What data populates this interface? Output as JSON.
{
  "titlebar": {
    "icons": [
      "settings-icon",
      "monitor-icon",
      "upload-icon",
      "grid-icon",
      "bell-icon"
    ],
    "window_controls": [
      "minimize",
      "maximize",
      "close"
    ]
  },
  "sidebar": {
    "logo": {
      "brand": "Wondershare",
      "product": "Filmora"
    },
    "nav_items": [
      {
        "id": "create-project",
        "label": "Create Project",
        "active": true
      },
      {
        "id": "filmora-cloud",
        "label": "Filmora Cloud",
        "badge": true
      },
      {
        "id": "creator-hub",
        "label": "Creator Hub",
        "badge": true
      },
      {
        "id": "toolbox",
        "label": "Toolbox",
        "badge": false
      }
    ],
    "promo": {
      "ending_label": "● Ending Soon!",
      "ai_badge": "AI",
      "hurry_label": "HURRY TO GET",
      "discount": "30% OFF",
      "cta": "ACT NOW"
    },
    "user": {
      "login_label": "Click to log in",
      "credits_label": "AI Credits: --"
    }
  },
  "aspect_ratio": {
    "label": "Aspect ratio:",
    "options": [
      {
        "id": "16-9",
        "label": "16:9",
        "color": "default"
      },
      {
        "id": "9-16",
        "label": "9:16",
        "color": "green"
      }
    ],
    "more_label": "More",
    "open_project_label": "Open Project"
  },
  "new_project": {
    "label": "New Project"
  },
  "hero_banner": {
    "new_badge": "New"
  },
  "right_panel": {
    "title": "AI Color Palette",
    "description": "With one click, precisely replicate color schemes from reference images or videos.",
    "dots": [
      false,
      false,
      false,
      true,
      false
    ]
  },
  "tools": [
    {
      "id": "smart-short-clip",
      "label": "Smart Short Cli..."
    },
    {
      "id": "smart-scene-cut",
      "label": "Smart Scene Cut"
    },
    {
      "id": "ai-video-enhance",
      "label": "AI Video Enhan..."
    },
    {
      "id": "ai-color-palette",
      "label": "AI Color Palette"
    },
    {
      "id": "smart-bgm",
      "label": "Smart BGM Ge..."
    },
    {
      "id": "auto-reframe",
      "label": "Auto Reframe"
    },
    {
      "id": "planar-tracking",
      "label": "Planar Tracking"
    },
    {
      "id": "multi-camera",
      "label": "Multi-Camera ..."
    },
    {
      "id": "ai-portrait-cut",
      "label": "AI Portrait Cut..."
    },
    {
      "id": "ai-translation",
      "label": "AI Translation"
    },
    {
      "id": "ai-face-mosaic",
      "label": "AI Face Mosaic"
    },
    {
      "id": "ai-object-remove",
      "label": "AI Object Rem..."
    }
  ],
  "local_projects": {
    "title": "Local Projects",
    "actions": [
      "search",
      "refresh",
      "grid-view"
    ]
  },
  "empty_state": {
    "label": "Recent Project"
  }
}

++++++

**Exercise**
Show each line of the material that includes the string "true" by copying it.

**Solution to this problem**
        "active": true
        "badge": true
        "badge": true
      true,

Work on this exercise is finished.